Here's the key to the whole process. Regardless of the material you want to cut, you need to hold the cut-out object in place at all times. Most people would put a considerable amount of tape on the back of the sheet to be cut. They may miss placing tape directly under the cutout area and the part may move during engraving. What you need is a popular material used by vinyl sign-makers. It's called transfer tape. A sign-maker uses this tape to lift and place the vinyl image on a sign or banner. It has a low tack adhesive and leaves no residue. It can be purchased from almost any vinyl supplier in roll form. 12" wide works well since most engravers purchase their stock in 12" x 24" sheets. (See Figure 8.2.)


Place the transfer tape on the back of the cut-out sheet. Using just a few strips of double-sided tape, stick the sheet to the sacrificial surface. When you cut through the top material into the sacrificial piece beneath, the cut-out shape will not easily move, and, most importantly, when you peel off the transfer tape from the back of the cutout, no tape residue will need to be cleaned up.

Step Three: Set-up the spindle.
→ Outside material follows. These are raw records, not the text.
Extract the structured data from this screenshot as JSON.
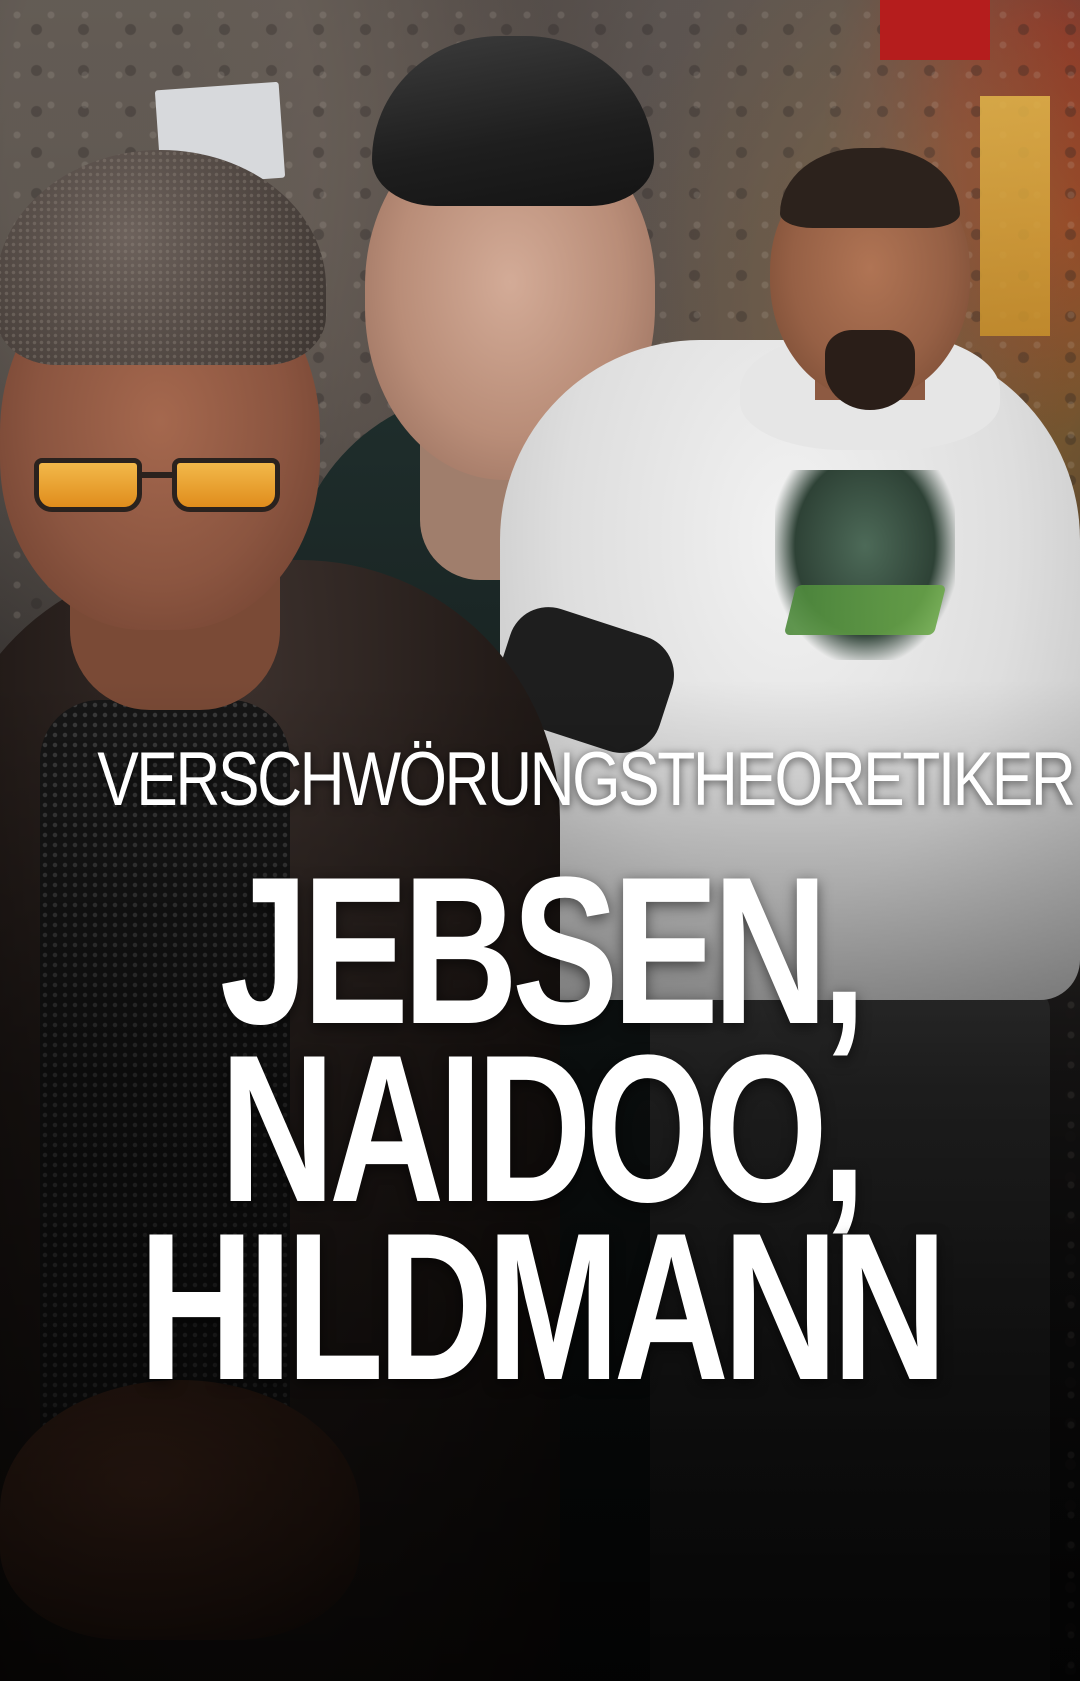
{
  "poster": {
    "kicker": "VERSCHWÖRUNGSTHEORETIKER",
    "headline_lines": [
      "JEBSEN,",
      "NAIDOO,",
      "HILDMANN"
    ]
  },
  "colors": {
    "text": "#ffffff",
    "glasses_lens": "#f2b84a",
    "background": "#1a1a1a"
  }
}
If there’s one thing that usually stumps the engraver, it’s setting up the spindle properly to cut all the way through the material. The optimum cut would be just through the material but not through the transfer tape. This is easily achieved by zeroing the cutter. Refer back to the Proper Depth Control section in Chapter 5 if you need to remember how this is done.

Step Four: Cut-out the shapes.

Most software will allow you to do the engraving on each piece before doing a cut-out operation. If and when possible, do the engraving first. You can predict the results and know that the orientation of the engraving to the shape is proper. This will not always be possible if the shapes are going to be cut and used at a later date. Additionally, holding or fixturing odd shapes later can be difficult.

To save some of the secondary operations like adding ring holes, etc., consider doing these steps before cutting out. It’s always easier to let the machine do the work for you. A cutter change may be necessary to add holes. Sometimes you can do it with the profile or parallel cutter already in place. It all depends on the look you want.

A simple rule of thumb when cutting out flexible material is to increase the cutter rpm and decrease the table speed. You're taking a lot more material and you'll need to slow it down a bit.

Step Five: Remove the cut-out pieces.

Simply lift the entire sheet of material off the sacrificial surface. You can weed out the undesirable material and remove the cutouts. If you add a couple of strips of tape to the sacrificial surface, you can usually set up the next job. After several plate changes you will need to put down a new sacrificial or at a minimum pull a little maintenance on the surface. Over time you will get some tape build-up which will need to be removed.